Subscribe to our newsletter

Credit: YouTube


Looking back on Smashing Pumpkins earliest TV performance from 1988


Smashing Pumpkins are a Chicagoan institution among much of the city’s rock and roll haunts, such was their hulking influence during the nineties. Billy Corgan and the band transcended the gap between ‘art’ kids and ‘rock’ kids and found a home in the sardonic hearts of America’s youth.

However, before the Smashing Pumpkins reached the masses, they reached the hearts and minds of those Chicagoans with their earliest TV appearance on the local show The Pulse.

Back in 1988, Billy Corgan had returned to his homestead Chicago after a brief stint in the sunshine state Florida as vocalist and guitarist of the band The Marked. Corgan then met up with James Iha and the pair, like so many other artists, started writing music together with the help of a lowly drum machine.

The two of them soon found some gigs in the city and then they found the missing piece of the puzzle, their bassist D’Arcy Wretzky, and they soon became a trio.

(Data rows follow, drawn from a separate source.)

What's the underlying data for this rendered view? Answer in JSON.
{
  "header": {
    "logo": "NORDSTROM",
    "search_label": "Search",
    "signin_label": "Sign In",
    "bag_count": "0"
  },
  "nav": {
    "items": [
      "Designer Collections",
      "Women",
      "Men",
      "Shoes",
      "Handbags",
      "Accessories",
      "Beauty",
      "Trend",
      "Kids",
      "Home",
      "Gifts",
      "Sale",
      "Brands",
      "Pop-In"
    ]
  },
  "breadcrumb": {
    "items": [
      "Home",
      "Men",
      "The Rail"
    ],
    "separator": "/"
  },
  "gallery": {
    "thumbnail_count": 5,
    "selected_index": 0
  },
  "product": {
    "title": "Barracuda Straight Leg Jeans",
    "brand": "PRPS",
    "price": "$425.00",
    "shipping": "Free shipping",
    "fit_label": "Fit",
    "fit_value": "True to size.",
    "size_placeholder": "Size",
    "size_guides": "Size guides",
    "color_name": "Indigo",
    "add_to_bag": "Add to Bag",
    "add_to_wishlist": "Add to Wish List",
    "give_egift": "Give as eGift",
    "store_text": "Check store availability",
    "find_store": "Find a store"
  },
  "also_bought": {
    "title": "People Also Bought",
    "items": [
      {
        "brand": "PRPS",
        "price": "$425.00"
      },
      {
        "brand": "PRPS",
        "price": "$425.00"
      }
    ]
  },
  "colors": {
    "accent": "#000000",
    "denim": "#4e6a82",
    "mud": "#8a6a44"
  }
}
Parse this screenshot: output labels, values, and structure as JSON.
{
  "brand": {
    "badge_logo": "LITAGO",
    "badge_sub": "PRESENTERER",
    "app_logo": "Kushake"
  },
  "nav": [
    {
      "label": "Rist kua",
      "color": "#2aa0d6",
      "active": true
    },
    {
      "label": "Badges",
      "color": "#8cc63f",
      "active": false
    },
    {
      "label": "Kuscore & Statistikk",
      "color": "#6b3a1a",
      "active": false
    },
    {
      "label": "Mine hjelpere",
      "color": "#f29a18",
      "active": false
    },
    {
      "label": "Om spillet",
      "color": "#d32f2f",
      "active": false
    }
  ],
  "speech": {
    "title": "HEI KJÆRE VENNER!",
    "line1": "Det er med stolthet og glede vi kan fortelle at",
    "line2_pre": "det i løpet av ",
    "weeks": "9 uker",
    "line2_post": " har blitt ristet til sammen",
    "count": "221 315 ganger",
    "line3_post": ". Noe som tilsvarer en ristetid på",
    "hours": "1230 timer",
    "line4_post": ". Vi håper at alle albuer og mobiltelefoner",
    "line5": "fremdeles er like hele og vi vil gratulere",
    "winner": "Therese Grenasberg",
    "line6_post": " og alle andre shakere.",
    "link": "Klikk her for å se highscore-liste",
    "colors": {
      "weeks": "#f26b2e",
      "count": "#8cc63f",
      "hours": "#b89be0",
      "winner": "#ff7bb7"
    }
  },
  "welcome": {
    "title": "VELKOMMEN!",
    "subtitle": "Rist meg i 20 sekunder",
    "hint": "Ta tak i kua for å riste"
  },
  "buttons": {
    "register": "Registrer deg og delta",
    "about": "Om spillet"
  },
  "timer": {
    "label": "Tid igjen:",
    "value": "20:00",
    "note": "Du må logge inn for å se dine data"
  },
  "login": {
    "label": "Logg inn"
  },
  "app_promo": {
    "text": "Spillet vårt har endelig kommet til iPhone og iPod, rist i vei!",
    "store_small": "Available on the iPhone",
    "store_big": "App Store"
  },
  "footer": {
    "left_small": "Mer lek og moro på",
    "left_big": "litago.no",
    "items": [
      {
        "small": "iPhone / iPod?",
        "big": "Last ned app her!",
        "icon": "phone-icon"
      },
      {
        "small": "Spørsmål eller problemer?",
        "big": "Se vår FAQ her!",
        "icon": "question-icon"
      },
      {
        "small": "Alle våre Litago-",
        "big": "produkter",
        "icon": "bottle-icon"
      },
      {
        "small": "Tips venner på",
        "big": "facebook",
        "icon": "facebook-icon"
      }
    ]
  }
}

The Smashing Pumpkins were then complete after Corgan was finally convinced to employ a drummer and Jimmy Chamberlain came on board.

It seems that The Pulse was true to its name and had the heartbeat of the city’s music scene pounding through its poky walls. The producer of the show, Lou Hinkhouse, had heard of the band and been shook by the buzz of this brand new band—but he hadn’t heard their music yet. When he finally got a demo in his hands he was “blown away” by the tape and contacted a fresh-faced Billy to ask if he would perform on the show’s ‘Basement Jam’ segment.

Though the band were still in their infancy, with only a few shows under their belts, Corgan gleefully agreed to Hinkhouse’s proposition with the view to gain some more exposure for the group. The band would perform nine tracks on the show and showcase a whole heap of their as yet unmastered talent. They performed ‘There It Goes’, ‘She’, ‘Under Your Spell’, ‘My Eternity’, ‘Bleed’, ‘Nothing and Everything’, ‘Jennifer Ever’, ‘Death of a Mind’ (which later became ‘Sun’) and the unstoppable song ‘Spiteface’.

Corgan later said that during this time for the Pumpkins they were finding influences around the “sad rock” sphere. Championing bands like The Cure they were keen to pursue the melancholy moments of life with the same vigour that seventies rock had given to sex and drugs.

What resulted from that decision was a whole new genre in itself. It marked Smashing Pumpkins as one of the most promising bands of the nineties. Of course, they would dominate the alternative rock scene for years to come.

Take a look below at The Smashing Pumpkins’ earliest TV performance back in 1988.

Smashing Pumpkins cover Hole with Courtney Love